**What the exercise asks**.
Could you write out the records exactly as they are given?

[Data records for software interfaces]

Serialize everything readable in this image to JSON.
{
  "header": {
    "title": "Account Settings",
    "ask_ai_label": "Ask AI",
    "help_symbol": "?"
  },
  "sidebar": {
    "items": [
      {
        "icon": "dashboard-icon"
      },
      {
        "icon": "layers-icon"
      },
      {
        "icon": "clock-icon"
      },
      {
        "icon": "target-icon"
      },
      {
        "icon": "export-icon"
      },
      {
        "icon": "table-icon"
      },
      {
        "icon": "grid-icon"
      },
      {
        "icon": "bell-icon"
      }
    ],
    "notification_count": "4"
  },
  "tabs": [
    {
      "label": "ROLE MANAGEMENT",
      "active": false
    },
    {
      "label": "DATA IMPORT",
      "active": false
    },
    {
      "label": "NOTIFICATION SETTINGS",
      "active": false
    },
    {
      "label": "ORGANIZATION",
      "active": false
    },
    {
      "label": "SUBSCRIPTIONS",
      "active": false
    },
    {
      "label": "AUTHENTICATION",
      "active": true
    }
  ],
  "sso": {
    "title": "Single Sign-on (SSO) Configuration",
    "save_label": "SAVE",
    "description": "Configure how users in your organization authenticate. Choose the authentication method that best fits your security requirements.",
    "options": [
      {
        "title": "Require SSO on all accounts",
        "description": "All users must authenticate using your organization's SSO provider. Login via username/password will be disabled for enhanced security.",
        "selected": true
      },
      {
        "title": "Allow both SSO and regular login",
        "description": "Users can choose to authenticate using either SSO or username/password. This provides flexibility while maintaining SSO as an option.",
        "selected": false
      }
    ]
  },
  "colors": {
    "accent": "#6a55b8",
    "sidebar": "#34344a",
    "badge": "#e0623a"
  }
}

**Expected answer**.
Serialize everything readable in this image to JSON.
{
  "header": {
    "title": "Account Settings",
    "ask_ai_label": "Ask AI",
    "help_symbol": "?"
  },
  "sidebar": {
    "items": [
      {
        "icon": "dashboard-icon"
      },
      {
        "icon": "layers-icon"
      },
      {
        "icon": "clock-icon"
      },
      {
        "icon": "target-icon"
      },
      {
        "icon": "export-icon"
      },
      {
        "icon": "table-icon"
      },
      {
        "icon": "grid-icon"
      },
      {
        "icon": "bell-icon"
      }
    ],
    "notification_count": "4"
  },
  "tabs": [
    {
      "label": "ROLE MANAGEMENT",
      "active": false
    },
    {
      "label": "DATA IMPORT",
      "active": false
    },
    {
      "label": "NOTIFICATION SETTINGS",
      "active": false
    },
    {
      "label": "ORGANIZATION",
      "active": false
    },
    {
      "label": "SUBSCRIPTIONS",
      "active": false
    },
    {
      "label": "AUTHENTICATION",
      "active": true
    }
  ],
  "sso": {
    "title": "Single Sign-on (SSO) Configuration",
    "save_label": "SAVE",
    "description": "Configure how users in your organization authenticate. Choose the authentication method that best fits your security requirements.",
    "options": [
      {
        "title": "Require SSO on all accounts",
        "description": "All users must authenticate using your organization's SSO provider. Login via username/password will be disabled for enhanced security.",
        "selected": true
      },
      {
        "title": "Allow both SSO and regular login",
        "description": "Users can choose to authenticate using either SSO or username/password. This provides flexibility while maintaining SSO as an option.",
        "selected": false
      }
    ]
  },
  "colors": {
    "accent": "#6a55b8",
    "sidebar": "#34344a",
    "badge": "#e0623a"
  }
}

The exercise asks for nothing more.